It is unrealistic to expect victims of domestic violence to attempt to enforce weapons-surrender orders.”
It is unrealistic to expect victims of domestic violence to attempt to enforce weapons-surrender orders. Having obtained a protection order, victims are understandably reluctant to risk the ire of their abusers by returning to court to enforce surrender orders.
A new law is being proposed in Initiative 1491 that would create an “extreme risk” protection order authorizing courts to order people found to be a “significant danger of causing personal injury to self or others” by having a firearm to surrender their guns. But if King County and the other counties in our state are unable to enforce court orders to surrender firearms in domestic-violence cases, how would they enforce the same requirement if Initiative 1491 passes?
Not all abusers are eager to relinquish their guns. Enforcing firearm surrenders means checking that every abuser who has been ordered to surrender his or her firearms either doesn’t have any firearms or has turned them all in and taking action when it appears surrender has not occurred.

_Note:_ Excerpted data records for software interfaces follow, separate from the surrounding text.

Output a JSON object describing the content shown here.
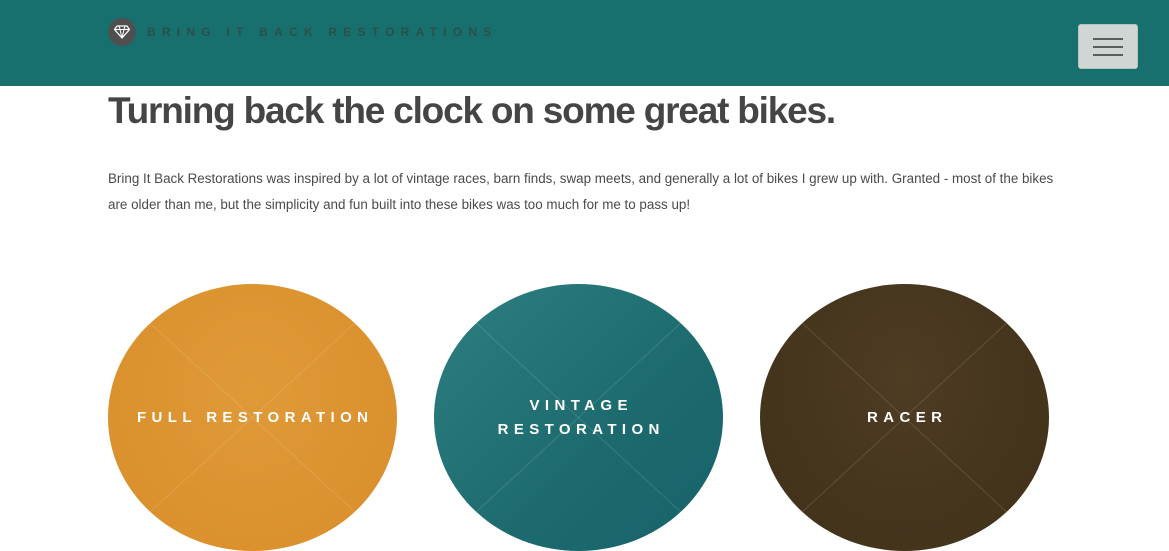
{
  "header": {
    "logo_text": "Bring It Back Restorations",
    "logo_icon": "diamond-icon",
    "menu_icon": "hamburger-icon"
  },
  "main": {
    "headline": "Turning back the clock on some great bikes.",
    "intro": "Bring It Back Restorations was inspired by a lot of vintage races, barn finds, swap meets, and generally a lot of bikes I grew up with. Granted - most of the bikes are older than me, but the simplicity and fun built into these bikes was too much for me to pass up!"
  },
  "tiles": [
    {
      "label": "Full Restoration",
      "color": "#d88d2a"
    },
    {
      "label": "Vintage Restoration",
      "color": "#1c6a6d"
    },
    {
      "label": "Racer",
      "color": "#453520"
    }
  ],
  "colors": {
    "header_bg": "#17706d",
    "heading_text": "#454545",
    "body_text": "#4a4a4a"
  }
}
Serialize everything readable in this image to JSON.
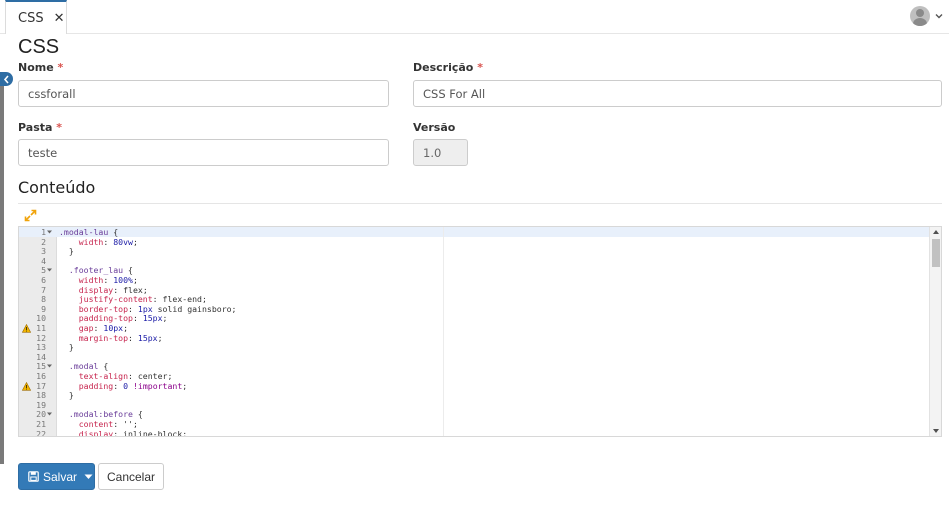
{
  "tab": {
    "label": "CSS",
    "close_label": "✕"
  },
  "page": {
    "title": "CSS"
  },
  "fields": {
    "nome": {
      "label": "Nome",
      "required_mark": "*",
      "value": "cssforall"
    },
    "descricao": {
      "label": "Descrição",
      "required_mark": "*",
      "value": "CSS For All"
    },
    "pasta": {
      "label": "Pasta",
      "required_mark": "*",
      "value": "teste"
    },
    "versao": {
      "label": "Versão",
      "value": "1.0"
    }
  },
  "content": {
    "title": "Conteúdo"
  },
  "editor": {
    "lines": [
      {
        "n": "1",
        "fold": true,
        "warn": false,
        "text": ".modal-lau {"
      },
      {
        "n": "2",
        "fold": false,
        "warn": false,
        "text": "    width: 80vw;"
      },
      {
        "n": "3",
        "fold": false,
        "warn": false,
        "text": "  }"
      },
      {
        "n": "4",
        "fold": false,
        "warn": false,
        "text": ""
      },
      {
        "n": "5",
        "fold": true,
        "warn": false,
        "text": "  .footer_lau {"
      },
      {
        "n": "6",
        "fold": false,
        "warn": false,
        "text": "    width: 100%;"
      },
      {
        "n": "7",
        "fold": false,
        "warn": false,
        "text": "    display: flex;"
      },
      {
        "n": "8",
        "fold": false,
        "warn": false,
        "text": "    justify-content: flex-end;"
      },
      {
        "n": "9",
        "fold": false,
        "warn": false,
        "text": "    border-top: 1px solid gainsboro;"
      },
      {
        "n": "10",
        "fold": false,
        "warn": false,
        "text": "    padding-top: 15px;"
      },
      {
        "n": "11",
        "fold": false,
        "warn": true,
        "text": "    gap: 10px;"
      },
      {
        "n": "12",
        "fold": false,
        "warn": false,
        "text": "    margin-top: 15px;"
      },
      {
        "n": "13",
        "fold": false,
        "warn": false,
        "text": "  }"
      },
      {
        "n": "14",
        "fold": false,
        "warn": false,
        "text": ""
      },
      {
        "n": "15",
        "fold": true,
        "warn": false,
        "text": "  .modal {"
      },
      {
        "n": "16",
        "fold": false,
        "warn": false,
        "text": "    text-align: center;"
      },
      {
        "n": "17",
        "fold": false,
        "warn": true,
        "text": "    padding: 0 !important;"
      },
      {
        "n": "18",
        "fold": false,
        "warn": false,
        "text": "  }"
      },
      {
        "n": "19",
        "fold": false,
        "warn": false,
        "text": ""
      },
      {
        "n": "20",
        "fold": true,
        "warn": false,
        "text": "  .modal:before {"
      },
      {
        "n": "21",
        "fold": false,
        "warn": false,
        "text": "    content: '';"
      },
      {
        "n": "22",
        "fold": false,
        "warn": false,
        "text": "    display: inline-block;"
      }
    ]
  },
  "actions": {
    "save_label": "Salvar",
    "cancel_label": "Cancelar"
  },
  "colors": {
    "primary": "#337ab7",
    "required": "#d9534f",
    "accent_icon": "#f0a30a"
  },
  "icons": {
    "close": "close-icon",
    "avatar": "user-avatar-icon",
    "expand": "expand-icon",
    "warning": "warning-icon",
    "save": "floppy-disk-icon"
  }
}
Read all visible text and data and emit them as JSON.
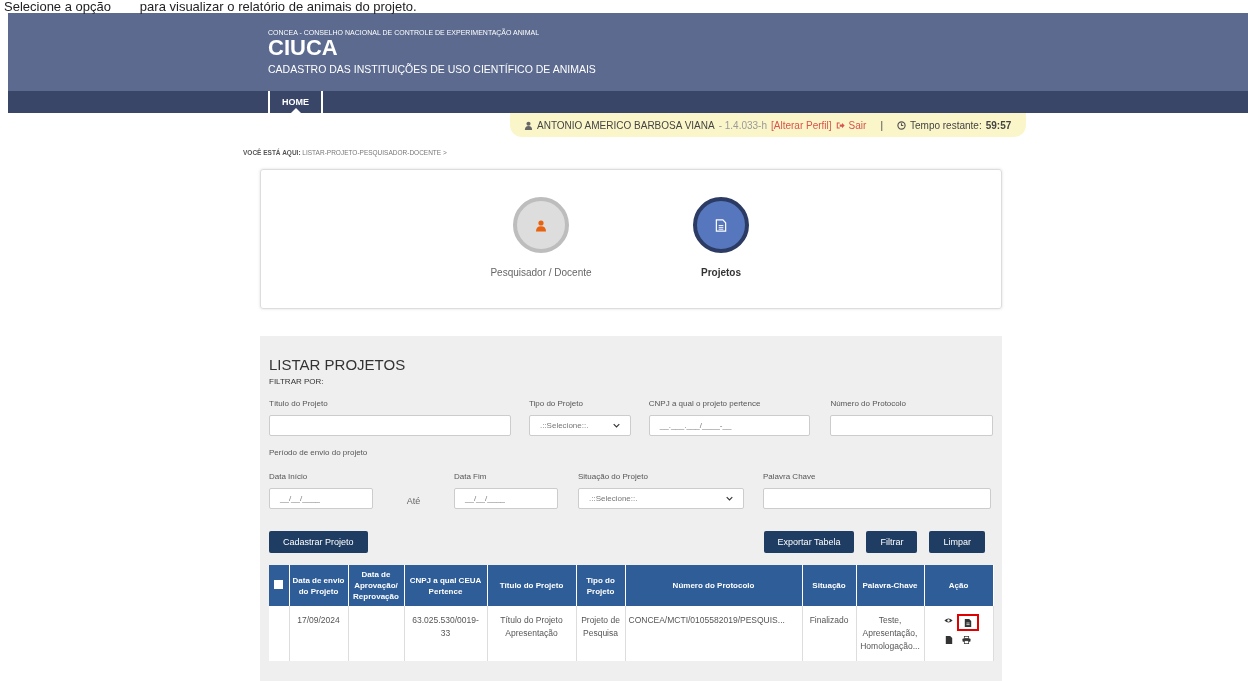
{
  "instruction": "Selecione a opção        para visualizar o relatório de animais do projeto.",
  "header": {
    "org": "CONCEA - CONSELHO NACIONAL DE CONTROLE DE EXPERIMENTAÇÃO ANIMAL",
    "logo": "CIUCA",
    "subtitle": "CADASTRO DAS INSTITUIÇÕES DE USO CIENTÍFICO DE ANIMAIS"
  },
  "nav": [
    {
      "label": "HOME",
      "selected": true
    }
  ],
  "user_bar": {
    "name": "ANTONIO AMERICO BARBOSA VIANA",
    "version": "- 1.4.033-h",
    "change_profile": "[Alterar Perfil]",
    "logout": "Sair",
    "separator": "|",
    "timer_label": "Tempo restante:",
    "timer": "59:57"
  },
  "breadcrumb": {
    "label": "VOCÊ ESTÁ AQUI:",
    "path": "LISTAR-PROJETO-PESQUISADOR-DOCENTE >"
  },
  "steps": [
    {
      "label": "Pesquisador / Docente",
      "kind": "person",
      "selected": false
    },
    {
      "label": "Projetos",
      "kind": "document",
      "selected": true
    }
  ],
  "panel": {
    "title": "LISTAR PROJETOS",
    "filter_label": "FILTRAR POR:",
    "period_label": "Período de envio do projeto",
    "until": "Até",
    "fields_row1": [
      {
        "label": "Título do Projeto",
        "kind": "text"
      },
      {
        "label": "Tipo do Projeto",
        "kind": "select",
        "value": ".::Selecione::."
      },
      {
        "label": "CNPJ a qual o projeto pertence",
        "kind": "text",
        "value": "__.___.___/____-__"
      },
      {
        "label": "Número do Protocolo",
        "kind": "text"
      }
    ],
    "date_start": {
      "label": "Data Início",
      "value": "__/__/____"
    },
    "date_end": {
      "label": "Data Fim",
      "value": "__/__/____"
    },
    "fields_row2": [
      {
        "label": "Situação do Projeto",
        "kind": "select",
        "value": ".::Selecione::."
      },
      {
        "label": "Palavra Chave",
        "kind": "text"
      }
    ],
    "left_buttons": [
      "Cadastrar Projeto"
    ],
    "right_buttons": [
      "Exportar Tabela",
      "Filtrar",
      "Limpar"
    ]
  },
  "table": {
    "select_all": {
      "checked": false
    },
    "columns": [
      "Data de envio do Projeto",
      "Data de Aprovação/ Reprovação",
      "CNPJ a qual CEUA Pertence",
      "Título do Projeto",
      "Tipo do Projeto",
      "Número do Protocolo",
      "Situação",
      "Palavra-Chave",
      "Ação"
    ],
    "rows": [
      {
        "cells": [
          "17/09/2024",
          "",
          "63.025.530/0019-33",
          "Título do Projeto Apresentação",
          "Projeto de Pesquisa",
          "CONCEA/MCTI/0105582019/PESQUIS...",
          "Finalizado",
          "Teste, Apresentação, Homologação..."
        ],
        "actions": [
          {
            "kind": "view",
            "highlighted": false
          },
          {
            "kind": "report",
            "highlighted": true
          },
          {
            "kind": "document",
            "highlighted": false
          },
          {
            "kind": "print",
            "highlighted": false
          }
        ]
      }
    ]
  }
}
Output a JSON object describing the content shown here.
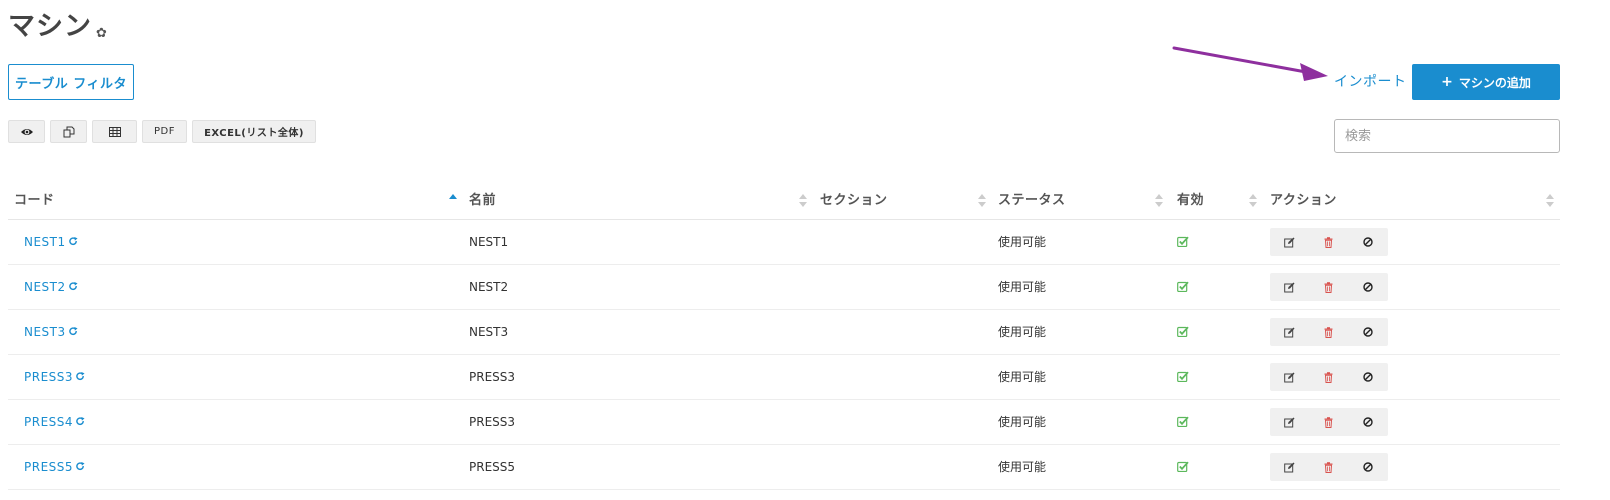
{
  "page": {
    "title": "マシン"
  },
  "toolbar": {
    "filter_label": "テーブル フィルタ",
    "import_label": "インポート",
    "add_label": "マシンの追加"
  },
  "export": {
    "pdf_label": "PDF",
    "excel_label": "EXCEL(リスト全体)"
  },
  "search": {
    "placeholder": "検索"
  },
  "table": {
    "columns": [
      "コード",
      "名前",
      "セクション",
      "ステータス",
      "有効",
      "アクション"
    ],
    "sort_column": "コード",
    "sort_direction": "asc",
    "rows": [
      {
        "code": "NEST1",
        "name": "NEST1",
        "section": "",
        "status": "使用可能",
        "active": true
      },
      {
        "code": "NEST2",
        "name": "NEST2",
        "section": "",
        "status": "使用可能",
        "active": true
      },
      {
        "code": "NEST3",
        "name": "NEST3",
        "section": "",
        "status": "使用可能",
        "active": true
      },
      {
        "code": "PRESS3",
        "name": "PRESS3",
        "section": "",
        "status": "使用可能",
        "active": true
      },
      {
        "code": "PRESS4",
        "name": "PRESS3",
        "section": "",
        "status": "使用可能",
        "active": true
      },
      {
        "code": "PRESS5",
        "name": "PRESS5",
        "section": "",
        "status": "使用可能",
        "active": true
      }
    ]
  },
  "icons": {
    "title": "gear-icon",
    "add": "plus-icon",
    "export": [
      "eye-icon",
      "copy-icon",
      "table-icon"
    ],
    "row_code": "refresh-icon",
    "row_active": "check-square-icon",
    "row_actions": [
      "edit-icon",
      "trash-icon",
      "ban-icon"
    ]
  },
  "colors": {
    "accent": "#1a8dcf",
    "success": "#5cb85c",
    "danger": "#d9534f",
    "annotation_arrow": "#8e2f9e"
  }
}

It is a labor-intensive undertaking.
Prosecutors, judges, victim advocates, and court and law-enforcement personnel in King County are trying to enforce this surrender requirement but are severely hampered by a lack of resources and outdated or fragmented information systems.
This year, the King County Board of Health adopted a resolution calling on Public Health — Seattle & King County to seek appropriate funding to improve compliance with the firearm surrender requirement.
Yet despite the recognized need to fund enforcement of firearm-surrender orders, not one dollar has been allocated for enforcing firearms surrender. Firearm-surrender enforcement was unfunded when it passed the Legislature two years ago, and it remains unfunded today by the state, the city of Seattle and King County.
Until our elected leaders provide enough resources to enforce firearm-surrender orders, victims of domestic violence will not receive the protection promised them with the passage of the weapons-surrender requirement two years ago.
The present failure to enforce weapons-surrender orders is playing Russian roulette with the lives of domestic-violence survivors who, although they have obtained a protection order, are still at risk of lethal harm because not nearly enough has been done to ensure their abusers don’t have firearms.